[Start of section]
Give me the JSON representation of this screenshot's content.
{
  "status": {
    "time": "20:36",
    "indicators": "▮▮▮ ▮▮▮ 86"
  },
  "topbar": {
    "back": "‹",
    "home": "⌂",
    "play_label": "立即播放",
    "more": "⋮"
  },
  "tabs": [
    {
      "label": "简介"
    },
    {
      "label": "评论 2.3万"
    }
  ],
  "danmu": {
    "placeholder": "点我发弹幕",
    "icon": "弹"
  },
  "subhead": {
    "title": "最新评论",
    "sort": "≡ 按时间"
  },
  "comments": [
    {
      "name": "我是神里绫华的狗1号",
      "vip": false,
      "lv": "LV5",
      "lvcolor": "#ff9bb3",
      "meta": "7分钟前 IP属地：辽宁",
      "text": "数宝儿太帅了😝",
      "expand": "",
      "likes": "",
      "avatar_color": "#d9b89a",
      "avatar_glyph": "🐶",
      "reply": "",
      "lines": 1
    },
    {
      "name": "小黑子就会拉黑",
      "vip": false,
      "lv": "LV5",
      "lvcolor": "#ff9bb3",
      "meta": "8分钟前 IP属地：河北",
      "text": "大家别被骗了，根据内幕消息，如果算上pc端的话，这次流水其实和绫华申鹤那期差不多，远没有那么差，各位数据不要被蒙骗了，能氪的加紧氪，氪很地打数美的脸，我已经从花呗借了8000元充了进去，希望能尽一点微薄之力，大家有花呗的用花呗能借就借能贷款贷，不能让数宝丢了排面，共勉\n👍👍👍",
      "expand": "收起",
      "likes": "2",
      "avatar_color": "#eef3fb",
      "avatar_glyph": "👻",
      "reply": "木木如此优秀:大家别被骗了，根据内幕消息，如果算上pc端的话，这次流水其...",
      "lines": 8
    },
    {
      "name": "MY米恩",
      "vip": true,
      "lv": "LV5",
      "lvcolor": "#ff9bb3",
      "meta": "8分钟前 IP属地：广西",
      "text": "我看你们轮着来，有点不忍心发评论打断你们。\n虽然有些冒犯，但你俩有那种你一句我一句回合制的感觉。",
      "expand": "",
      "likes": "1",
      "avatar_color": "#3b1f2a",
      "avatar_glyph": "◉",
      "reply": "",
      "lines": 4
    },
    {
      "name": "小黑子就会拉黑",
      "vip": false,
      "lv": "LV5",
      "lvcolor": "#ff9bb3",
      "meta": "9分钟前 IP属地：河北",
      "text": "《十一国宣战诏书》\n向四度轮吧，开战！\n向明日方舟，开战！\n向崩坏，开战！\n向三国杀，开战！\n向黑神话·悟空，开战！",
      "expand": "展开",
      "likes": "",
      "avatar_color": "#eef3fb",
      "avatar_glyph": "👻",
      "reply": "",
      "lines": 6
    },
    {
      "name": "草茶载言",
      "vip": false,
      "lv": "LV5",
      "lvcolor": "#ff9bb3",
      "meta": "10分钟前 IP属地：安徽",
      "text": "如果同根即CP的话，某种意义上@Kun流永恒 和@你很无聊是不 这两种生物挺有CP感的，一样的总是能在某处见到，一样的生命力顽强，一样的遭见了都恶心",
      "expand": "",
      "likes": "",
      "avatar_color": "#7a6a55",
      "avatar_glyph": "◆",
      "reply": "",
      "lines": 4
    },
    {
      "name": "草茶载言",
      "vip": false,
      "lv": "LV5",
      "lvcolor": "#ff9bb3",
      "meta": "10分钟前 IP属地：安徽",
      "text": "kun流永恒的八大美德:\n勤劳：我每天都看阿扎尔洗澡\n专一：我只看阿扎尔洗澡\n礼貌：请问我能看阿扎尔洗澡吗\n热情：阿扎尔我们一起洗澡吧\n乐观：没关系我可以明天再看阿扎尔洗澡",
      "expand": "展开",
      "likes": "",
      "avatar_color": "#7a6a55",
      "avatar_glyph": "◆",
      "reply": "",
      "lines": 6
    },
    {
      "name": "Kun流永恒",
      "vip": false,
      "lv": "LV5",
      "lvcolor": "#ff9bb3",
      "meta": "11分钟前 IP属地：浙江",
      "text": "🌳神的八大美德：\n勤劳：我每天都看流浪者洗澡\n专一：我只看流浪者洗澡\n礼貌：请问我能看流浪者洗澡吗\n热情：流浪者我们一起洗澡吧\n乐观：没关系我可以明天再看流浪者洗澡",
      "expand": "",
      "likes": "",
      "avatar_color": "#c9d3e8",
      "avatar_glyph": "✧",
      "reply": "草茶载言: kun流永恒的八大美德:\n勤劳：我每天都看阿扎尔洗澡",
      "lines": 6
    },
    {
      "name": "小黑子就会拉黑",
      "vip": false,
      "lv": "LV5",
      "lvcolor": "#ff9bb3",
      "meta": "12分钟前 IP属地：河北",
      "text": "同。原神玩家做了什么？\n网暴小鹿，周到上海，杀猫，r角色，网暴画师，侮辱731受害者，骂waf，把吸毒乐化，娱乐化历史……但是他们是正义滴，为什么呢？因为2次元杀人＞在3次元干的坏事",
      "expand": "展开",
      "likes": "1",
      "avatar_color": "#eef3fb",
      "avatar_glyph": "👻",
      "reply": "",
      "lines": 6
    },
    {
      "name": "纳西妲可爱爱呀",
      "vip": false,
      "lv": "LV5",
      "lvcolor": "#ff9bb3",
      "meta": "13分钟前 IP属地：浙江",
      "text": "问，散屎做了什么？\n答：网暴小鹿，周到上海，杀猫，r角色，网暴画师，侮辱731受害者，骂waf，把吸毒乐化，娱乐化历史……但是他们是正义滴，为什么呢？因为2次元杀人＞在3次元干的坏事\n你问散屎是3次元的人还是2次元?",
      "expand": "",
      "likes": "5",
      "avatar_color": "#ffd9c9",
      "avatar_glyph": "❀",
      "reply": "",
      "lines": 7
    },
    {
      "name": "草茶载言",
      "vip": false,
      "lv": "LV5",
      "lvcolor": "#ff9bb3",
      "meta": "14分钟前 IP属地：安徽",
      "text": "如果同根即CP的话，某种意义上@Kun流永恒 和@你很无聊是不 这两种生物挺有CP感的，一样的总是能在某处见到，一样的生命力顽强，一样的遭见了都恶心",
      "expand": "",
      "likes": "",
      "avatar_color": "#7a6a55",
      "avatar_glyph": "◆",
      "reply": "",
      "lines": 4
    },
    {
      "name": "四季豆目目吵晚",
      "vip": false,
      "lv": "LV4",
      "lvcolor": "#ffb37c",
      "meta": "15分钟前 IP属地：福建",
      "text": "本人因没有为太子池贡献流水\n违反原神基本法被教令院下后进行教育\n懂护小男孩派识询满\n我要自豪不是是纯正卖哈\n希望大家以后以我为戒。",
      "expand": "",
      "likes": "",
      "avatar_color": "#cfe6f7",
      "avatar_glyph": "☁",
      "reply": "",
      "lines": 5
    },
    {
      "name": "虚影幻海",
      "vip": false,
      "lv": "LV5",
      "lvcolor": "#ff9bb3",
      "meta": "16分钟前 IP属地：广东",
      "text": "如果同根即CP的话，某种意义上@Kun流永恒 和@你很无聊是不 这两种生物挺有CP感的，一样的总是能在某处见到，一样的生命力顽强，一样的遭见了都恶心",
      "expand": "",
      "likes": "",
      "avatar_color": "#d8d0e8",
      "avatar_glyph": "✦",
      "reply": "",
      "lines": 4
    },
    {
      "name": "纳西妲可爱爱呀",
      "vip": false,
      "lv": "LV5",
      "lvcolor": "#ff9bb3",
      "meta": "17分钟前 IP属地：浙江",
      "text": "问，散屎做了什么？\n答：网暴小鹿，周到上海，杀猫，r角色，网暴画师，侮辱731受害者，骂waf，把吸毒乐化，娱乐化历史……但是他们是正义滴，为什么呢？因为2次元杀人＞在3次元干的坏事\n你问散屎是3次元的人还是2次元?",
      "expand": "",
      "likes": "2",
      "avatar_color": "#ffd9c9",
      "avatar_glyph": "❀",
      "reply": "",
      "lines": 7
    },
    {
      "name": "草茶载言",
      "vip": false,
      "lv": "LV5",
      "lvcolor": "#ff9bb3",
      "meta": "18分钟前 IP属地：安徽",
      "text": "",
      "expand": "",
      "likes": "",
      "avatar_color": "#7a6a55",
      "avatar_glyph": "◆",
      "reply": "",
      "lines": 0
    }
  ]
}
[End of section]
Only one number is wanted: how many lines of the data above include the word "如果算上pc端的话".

2